YOUR INSTRUCTIONS: The lines to copy are those with "送信済み" in them. Pull each one from the entries below.

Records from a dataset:
######

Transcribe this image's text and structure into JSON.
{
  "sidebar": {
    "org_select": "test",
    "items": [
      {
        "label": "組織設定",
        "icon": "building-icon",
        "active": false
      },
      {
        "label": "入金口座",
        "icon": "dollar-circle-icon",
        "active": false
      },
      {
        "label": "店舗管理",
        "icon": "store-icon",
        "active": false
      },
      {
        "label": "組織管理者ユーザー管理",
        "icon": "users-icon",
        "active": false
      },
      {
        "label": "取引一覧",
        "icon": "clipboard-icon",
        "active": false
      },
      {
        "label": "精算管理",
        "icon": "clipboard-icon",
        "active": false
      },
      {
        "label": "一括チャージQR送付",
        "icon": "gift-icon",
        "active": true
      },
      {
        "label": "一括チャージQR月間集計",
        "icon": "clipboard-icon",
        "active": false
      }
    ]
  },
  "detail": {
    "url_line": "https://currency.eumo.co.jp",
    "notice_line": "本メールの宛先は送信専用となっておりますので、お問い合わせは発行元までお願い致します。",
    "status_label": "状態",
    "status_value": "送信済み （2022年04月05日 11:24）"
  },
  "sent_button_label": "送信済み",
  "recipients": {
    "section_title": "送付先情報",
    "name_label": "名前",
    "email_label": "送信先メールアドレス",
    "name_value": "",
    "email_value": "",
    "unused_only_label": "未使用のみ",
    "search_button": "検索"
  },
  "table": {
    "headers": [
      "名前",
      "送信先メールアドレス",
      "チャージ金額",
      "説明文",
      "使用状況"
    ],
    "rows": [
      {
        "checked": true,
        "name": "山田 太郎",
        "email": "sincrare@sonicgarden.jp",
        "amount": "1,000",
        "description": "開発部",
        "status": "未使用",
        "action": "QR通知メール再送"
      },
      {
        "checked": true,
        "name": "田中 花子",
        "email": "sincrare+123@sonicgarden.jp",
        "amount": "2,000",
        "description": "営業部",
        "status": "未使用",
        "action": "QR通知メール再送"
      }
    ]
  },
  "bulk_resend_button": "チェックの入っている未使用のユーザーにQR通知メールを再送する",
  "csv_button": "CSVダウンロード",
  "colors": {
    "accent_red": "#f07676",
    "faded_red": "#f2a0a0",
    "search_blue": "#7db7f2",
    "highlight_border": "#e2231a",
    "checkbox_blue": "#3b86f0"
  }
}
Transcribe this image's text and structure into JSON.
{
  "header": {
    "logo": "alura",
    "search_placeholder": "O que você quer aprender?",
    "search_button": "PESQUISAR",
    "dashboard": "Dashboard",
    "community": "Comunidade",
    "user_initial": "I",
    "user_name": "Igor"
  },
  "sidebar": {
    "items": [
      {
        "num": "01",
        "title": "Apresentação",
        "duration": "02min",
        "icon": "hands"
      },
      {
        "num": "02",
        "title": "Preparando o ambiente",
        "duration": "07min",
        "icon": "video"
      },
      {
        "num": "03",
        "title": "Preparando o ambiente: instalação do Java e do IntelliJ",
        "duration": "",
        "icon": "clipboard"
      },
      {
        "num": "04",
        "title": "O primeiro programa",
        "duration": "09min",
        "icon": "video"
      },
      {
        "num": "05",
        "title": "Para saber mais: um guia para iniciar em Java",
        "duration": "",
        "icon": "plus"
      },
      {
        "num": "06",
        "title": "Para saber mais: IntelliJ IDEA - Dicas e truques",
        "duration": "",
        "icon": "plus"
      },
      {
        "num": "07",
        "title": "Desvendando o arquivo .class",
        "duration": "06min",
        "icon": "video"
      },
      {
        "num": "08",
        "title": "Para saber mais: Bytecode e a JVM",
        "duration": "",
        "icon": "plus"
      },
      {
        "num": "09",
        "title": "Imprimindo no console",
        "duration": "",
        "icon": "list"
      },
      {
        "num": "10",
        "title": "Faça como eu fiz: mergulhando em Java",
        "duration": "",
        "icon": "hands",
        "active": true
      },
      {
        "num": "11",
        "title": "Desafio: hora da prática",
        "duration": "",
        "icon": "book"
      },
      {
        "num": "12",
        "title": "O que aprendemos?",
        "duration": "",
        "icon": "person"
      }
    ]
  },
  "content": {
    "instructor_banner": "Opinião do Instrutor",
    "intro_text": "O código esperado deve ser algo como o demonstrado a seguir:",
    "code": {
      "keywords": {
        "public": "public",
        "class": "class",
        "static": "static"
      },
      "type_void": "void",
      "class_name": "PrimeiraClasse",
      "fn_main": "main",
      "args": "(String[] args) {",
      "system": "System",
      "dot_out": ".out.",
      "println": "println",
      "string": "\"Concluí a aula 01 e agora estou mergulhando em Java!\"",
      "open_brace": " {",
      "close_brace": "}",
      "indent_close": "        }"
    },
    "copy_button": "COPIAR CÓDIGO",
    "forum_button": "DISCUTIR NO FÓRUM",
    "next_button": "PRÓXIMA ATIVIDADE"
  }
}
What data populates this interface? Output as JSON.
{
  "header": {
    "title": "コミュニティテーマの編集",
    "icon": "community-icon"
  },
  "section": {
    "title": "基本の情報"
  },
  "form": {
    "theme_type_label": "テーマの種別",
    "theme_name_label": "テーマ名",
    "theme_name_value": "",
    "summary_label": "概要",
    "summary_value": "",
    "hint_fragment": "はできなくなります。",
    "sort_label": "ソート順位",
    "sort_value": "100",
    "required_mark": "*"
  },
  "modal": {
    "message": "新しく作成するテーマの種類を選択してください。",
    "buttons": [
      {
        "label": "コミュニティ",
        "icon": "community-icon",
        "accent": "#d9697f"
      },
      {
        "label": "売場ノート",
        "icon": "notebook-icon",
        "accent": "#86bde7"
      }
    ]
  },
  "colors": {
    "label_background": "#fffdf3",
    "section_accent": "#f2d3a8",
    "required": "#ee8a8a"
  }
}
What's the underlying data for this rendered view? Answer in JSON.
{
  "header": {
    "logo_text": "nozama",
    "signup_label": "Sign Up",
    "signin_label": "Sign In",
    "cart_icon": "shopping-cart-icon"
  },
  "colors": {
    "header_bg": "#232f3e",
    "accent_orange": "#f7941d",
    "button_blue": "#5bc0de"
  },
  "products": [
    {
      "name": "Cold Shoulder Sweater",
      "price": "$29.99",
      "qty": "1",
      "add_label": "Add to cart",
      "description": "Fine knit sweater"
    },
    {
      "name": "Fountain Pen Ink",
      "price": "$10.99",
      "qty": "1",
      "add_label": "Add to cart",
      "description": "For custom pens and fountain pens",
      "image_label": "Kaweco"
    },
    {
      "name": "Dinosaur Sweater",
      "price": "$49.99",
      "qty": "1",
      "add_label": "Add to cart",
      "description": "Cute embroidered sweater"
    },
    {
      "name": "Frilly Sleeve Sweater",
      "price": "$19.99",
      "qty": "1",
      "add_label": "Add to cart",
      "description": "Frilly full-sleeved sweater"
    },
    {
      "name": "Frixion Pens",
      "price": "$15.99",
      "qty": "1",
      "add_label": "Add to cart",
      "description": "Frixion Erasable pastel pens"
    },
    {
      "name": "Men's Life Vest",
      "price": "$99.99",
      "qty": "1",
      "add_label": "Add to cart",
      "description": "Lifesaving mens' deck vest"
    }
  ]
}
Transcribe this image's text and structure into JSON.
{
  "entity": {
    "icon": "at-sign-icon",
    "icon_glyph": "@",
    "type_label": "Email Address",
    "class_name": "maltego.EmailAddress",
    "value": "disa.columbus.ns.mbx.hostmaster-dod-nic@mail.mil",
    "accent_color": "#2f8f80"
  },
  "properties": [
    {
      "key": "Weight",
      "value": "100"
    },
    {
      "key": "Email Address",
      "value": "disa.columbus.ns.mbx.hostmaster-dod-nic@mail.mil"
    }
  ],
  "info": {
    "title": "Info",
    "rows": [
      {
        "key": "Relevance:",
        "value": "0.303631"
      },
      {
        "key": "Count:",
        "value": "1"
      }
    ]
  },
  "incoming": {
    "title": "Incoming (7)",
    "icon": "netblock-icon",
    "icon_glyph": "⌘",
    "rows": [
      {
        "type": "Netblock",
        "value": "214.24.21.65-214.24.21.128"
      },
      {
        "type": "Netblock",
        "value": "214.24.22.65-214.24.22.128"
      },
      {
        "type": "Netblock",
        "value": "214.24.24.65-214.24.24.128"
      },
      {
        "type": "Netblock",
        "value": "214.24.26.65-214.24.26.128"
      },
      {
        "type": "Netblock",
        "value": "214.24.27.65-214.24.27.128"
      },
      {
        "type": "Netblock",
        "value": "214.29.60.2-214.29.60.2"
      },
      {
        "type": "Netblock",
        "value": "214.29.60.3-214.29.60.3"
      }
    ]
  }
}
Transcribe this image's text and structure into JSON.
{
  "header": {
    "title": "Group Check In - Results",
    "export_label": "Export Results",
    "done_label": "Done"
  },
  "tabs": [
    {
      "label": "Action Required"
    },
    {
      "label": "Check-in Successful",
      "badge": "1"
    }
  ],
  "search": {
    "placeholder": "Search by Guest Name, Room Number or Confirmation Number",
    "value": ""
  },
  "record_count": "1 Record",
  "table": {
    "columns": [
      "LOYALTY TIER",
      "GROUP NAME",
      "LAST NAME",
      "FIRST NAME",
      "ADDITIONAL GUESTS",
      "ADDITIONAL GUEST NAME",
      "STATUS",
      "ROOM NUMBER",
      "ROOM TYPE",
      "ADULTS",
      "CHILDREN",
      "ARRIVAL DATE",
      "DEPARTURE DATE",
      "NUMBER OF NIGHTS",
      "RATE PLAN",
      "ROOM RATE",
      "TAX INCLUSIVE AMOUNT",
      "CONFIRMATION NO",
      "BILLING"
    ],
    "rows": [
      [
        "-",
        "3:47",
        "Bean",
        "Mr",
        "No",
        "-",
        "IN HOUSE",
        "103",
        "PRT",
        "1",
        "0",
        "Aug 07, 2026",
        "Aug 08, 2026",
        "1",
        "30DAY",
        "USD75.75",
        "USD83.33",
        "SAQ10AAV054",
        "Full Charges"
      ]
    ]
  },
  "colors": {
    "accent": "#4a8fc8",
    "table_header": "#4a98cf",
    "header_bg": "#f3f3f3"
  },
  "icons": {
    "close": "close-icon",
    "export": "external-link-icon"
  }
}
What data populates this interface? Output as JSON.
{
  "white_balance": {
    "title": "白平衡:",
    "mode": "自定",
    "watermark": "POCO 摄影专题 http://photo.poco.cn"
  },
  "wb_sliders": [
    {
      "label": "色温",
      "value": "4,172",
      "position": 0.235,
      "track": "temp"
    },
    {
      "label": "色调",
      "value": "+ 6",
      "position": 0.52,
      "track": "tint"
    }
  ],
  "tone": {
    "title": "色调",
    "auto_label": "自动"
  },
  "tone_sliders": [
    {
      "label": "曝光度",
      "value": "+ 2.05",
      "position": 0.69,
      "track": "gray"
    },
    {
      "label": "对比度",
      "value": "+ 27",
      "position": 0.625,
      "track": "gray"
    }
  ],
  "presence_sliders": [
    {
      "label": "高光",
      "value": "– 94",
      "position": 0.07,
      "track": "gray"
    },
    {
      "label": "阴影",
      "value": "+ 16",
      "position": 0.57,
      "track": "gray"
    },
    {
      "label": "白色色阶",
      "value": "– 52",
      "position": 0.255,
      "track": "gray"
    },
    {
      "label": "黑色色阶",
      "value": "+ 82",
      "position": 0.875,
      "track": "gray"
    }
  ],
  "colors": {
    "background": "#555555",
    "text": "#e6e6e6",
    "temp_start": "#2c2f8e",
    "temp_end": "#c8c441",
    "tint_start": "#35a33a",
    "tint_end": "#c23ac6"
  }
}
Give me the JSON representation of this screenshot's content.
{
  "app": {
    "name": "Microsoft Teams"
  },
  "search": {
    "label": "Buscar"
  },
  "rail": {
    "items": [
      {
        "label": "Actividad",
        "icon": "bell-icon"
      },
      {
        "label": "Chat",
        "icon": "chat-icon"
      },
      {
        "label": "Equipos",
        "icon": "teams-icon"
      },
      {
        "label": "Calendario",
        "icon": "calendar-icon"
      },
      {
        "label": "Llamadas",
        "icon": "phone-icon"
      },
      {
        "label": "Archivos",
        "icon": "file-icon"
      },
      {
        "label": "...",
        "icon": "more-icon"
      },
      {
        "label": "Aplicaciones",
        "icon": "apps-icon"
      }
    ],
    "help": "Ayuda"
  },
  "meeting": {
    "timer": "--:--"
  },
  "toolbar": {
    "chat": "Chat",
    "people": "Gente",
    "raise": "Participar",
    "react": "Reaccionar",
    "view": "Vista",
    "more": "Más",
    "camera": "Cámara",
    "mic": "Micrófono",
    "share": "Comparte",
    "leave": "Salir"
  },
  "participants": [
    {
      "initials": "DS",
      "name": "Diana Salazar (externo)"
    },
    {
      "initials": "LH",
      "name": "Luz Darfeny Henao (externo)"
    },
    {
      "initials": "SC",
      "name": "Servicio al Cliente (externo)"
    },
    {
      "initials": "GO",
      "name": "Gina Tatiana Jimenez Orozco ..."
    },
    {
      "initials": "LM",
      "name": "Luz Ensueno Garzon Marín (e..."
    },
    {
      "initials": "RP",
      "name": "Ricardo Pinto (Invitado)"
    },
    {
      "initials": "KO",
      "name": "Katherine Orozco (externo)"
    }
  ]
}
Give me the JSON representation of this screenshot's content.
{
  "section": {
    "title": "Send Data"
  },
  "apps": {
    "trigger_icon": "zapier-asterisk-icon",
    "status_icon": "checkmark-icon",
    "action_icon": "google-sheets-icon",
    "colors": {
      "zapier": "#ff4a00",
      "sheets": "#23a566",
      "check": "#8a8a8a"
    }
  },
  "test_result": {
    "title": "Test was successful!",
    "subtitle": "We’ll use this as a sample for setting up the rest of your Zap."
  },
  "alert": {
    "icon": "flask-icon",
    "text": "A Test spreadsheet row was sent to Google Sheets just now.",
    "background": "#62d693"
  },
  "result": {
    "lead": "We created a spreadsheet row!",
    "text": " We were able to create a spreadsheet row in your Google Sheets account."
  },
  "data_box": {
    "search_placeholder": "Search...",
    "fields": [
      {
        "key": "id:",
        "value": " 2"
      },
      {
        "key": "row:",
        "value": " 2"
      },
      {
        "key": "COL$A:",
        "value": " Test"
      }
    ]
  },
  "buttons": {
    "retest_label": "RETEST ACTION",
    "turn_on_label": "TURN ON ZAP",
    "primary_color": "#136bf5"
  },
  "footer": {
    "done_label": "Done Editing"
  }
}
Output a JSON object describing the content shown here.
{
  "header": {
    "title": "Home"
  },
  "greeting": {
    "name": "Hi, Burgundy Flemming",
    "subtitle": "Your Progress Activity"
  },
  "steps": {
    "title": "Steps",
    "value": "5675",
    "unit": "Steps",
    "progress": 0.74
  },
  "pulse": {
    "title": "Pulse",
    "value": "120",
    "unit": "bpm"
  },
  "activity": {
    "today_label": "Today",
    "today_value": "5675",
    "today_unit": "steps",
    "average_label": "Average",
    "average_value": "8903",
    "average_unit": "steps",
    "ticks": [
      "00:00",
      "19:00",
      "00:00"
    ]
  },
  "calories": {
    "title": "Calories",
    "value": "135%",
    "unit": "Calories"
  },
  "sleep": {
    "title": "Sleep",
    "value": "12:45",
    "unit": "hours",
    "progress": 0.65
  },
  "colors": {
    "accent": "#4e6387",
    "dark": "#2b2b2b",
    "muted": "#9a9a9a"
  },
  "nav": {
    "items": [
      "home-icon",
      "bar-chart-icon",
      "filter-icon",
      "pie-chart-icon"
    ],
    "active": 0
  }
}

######

TASK RESULT:
    "status_value": "送信済み （2022年04月05日 11:24）"
  "sent_button_label": "送信済み",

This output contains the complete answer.